Problem details: Your copy should hold every record verbatim and none of the pictures.

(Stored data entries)
'''
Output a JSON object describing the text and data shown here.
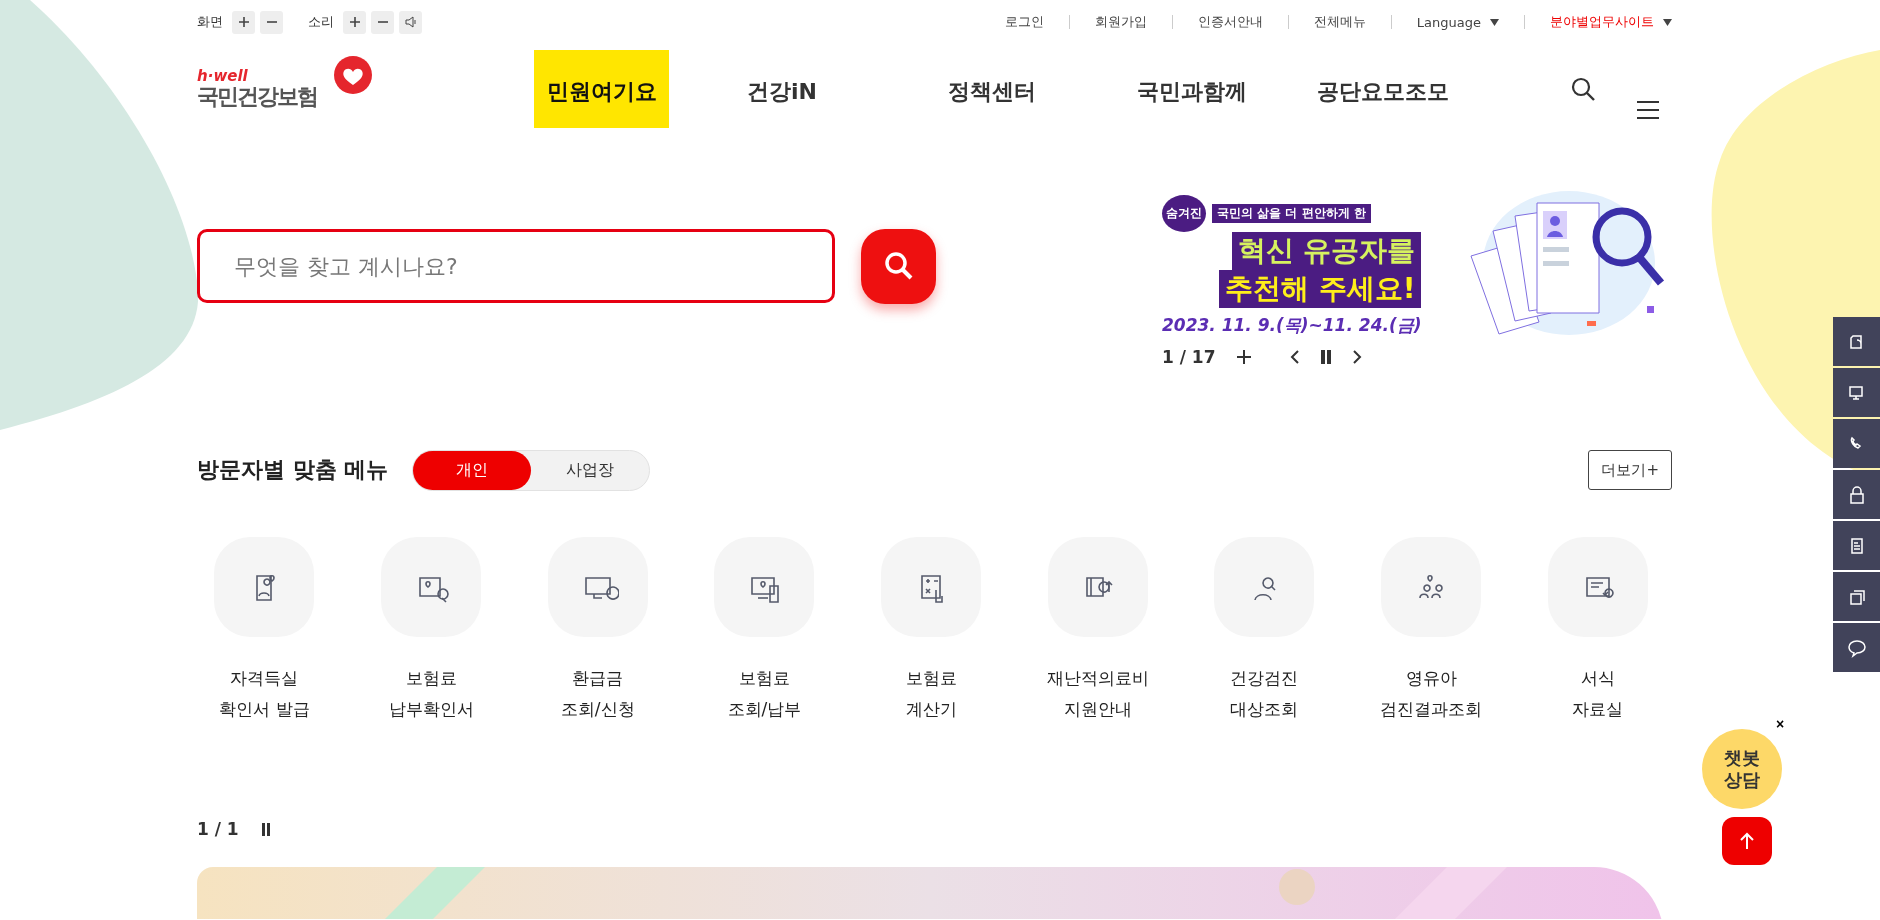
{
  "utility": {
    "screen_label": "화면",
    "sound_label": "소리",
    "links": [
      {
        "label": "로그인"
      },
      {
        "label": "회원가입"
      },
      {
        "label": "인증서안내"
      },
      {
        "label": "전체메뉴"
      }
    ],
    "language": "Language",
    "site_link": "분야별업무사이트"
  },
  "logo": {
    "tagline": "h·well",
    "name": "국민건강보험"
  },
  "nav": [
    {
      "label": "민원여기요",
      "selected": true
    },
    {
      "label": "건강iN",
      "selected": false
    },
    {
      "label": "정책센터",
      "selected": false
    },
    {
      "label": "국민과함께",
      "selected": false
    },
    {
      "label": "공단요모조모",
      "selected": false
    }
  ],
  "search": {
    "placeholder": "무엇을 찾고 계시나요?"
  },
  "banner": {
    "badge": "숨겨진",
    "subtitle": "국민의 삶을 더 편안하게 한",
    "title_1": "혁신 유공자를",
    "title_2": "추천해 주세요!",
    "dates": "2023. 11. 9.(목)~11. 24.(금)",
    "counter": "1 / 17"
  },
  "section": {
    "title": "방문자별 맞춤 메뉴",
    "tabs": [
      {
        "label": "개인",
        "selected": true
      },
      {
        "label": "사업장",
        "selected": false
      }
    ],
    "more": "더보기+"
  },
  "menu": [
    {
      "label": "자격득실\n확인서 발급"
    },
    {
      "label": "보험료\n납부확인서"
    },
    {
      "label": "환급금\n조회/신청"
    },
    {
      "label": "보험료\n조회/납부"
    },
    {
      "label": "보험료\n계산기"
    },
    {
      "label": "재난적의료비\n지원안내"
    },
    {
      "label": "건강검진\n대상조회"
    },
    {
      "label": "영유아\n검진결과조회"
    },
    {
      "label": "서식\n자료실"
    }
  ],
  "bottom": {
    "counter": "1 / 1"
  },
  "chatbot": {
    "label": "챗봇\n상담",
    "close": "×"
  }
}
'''
Response to this task:
Output a JSON object describing the text and data shown here.
{
  "utility": {
    "screen_label": "화면",
    "sound_label": "소리",
    "links": [
      {
        "label": "로그인"
      },
      {
        "label": "회원가입"
      },
      {
        "label": "인증서안내"
      },
      {
        "label": "전체메뉴"
      }
    ],
    "language": "Language",
    "site_link": "분야별업무사이트"
  },
  "logo": {
    "tagline": "h·well",
    "name": "국민건강보험"
  },
  "nav": [
    {
      "label": "민원여기요",
      "selected": true
    },
    {
      "label": "건강iN",
      "selected": false
    },
    {
      "label": "정책센터",
      "selected": false
    },
    {
      "label": "국민과함께",
      "selected": false
    },
    {
      "label": "공단요모조모",
      "selected": false
    }
  ],
  "search": {
    "placeholder": "무엇을 찾고 계시나요?"
  },
  "banner": {
    "badge": "숨겨진",
    "subtitle": "국민의 삶을 더 편안하게 한",
    "title_1": "혁신 유공자를",
    "title_2": "추천해 주세요!",
    "dates": "2023. 11. 9.(목)~11. 24.(금)",
    "counter": "1 / 17"
  },
  "section": {
    "title": "방문자별 맞춤 메뉴",
    "tabs": [
      {
        "label": "개인",
        "selected": true
      },
      {
        "label": "사업장",
        "selected": false
      }
    ],
    "more": "더보기+"
  },
  "menu": [
    {
      "label": "자격득실\n확인서 발급"
    },
    {
      "label": "보험료\n납부확인서"
    },
    {
      "label": "환급금\n조회/신청"
    },
    {
      "label": "보험료\n조회/납부"
    },
    {
      "label": "보험료\n계산기"
    },
    {
      "label": "재난적의료비\n지원안내"
    },
    {
      "label": "건강검진\n대상조회"
    },
    {
      "label": "영유아\n검진결과조회"
    },
    {
      "label": "서식\n자료실"
    }
  ],
  "bottom": {
    "counter": "1 / 1"
  },
  "chatbot": {
    "label": "챗봇\n상담",
    "close": "×"
  }
}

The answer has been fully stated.